Jan. 9, 2013 — As part of an ongoing series highlighting special districts in Carter County, this week the Journal-Times examines the Emergency Ambulance Service.
Since beginning operations in the late 70s, the Emergency Ambulance Service has grown to two stations, one in Grayson and the other in Olive Hill.
The service employs 47 people, mostly paramedics and EMTs, who provide 24-hour coverage to the county by way of 13 ambulances, six of which are equipped for advanced life support.
The Ambulance Service has an annual budget of approximately three million dollars, but only about twenty percent of that amount is actually funded by county taxpayers.
“We only bring in between $575,000 and $600,000 in tax revenues. All the other money we generate comes directly from billing for transport services, either to individuals or insurance companies,” said Jerry Horn, the county administrator for the Emergency Ambulance Service.
According to Horn, the service performs approximately 8,000 transports every year, which puts a lot of wear and tear on the ambulances and other equipment.
“One of the biggest challenges we have is keeping the ambulances running and up do date. Just to buy a new ambulance costs about $100,000 and then it takes another $100,000 to outfit it with all the equipment we need,” said Horn.
One important piece of equipment in particular, the automatic chest compressor, carries a cost of approximately $16,000 to install on an ambulance.
It’s well worth the expense to Horn, who notes that the compressor has saved twenty lives since first being equipped on the county’s ambulances.
“We really try to keep our equipment as state-of-the-art as possible,” Horn added.
The Journal-Times is examining all special districts in Carter County. Featured next will be the Public Library district.
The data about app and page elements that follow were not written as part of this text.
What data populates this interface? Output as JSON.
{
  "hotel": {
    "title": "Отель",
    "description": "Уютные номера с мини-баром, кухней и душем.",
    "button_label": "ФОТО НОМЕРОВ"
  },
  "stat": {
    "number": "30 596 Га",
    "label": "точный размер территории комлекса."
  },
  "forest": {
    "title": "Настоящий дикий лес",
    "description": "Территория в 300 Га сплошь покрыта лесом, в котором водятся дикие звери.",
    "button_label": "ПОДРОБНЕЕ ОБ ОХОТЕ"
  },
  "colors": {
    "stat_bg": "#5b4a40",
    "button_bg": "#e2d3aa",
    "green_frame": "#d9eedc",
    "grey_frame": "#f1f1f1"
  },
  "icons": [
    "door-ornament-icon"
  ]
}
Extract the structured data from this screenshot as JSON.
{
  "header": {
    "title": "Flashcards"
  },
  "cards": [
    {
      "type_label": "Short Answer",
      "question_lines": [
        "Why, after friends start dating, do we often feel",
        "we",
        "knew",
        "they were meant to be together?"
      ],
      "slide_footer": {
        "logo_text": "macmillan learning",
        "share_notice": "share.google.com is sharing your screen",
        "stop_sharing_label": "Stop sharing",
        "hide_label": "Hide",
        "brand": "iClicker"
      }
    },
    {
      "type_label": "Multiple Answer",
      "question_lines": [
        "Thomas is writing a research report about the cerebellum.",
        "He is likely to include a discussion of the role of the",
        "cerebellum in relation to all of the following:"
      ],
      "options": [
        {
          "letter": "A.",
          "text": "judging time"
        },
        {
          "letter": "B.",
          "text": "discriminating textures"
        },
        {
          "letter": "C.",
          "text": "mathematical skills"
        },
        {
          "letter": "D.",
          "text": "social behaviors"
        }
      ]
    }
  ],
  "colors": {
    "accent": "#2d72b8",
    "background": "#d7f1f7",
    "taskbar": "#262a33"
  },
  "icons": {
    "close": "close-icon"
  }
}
Joe Lewis can be reached at firstname.lastname@example.org or by telephone at 286-4201.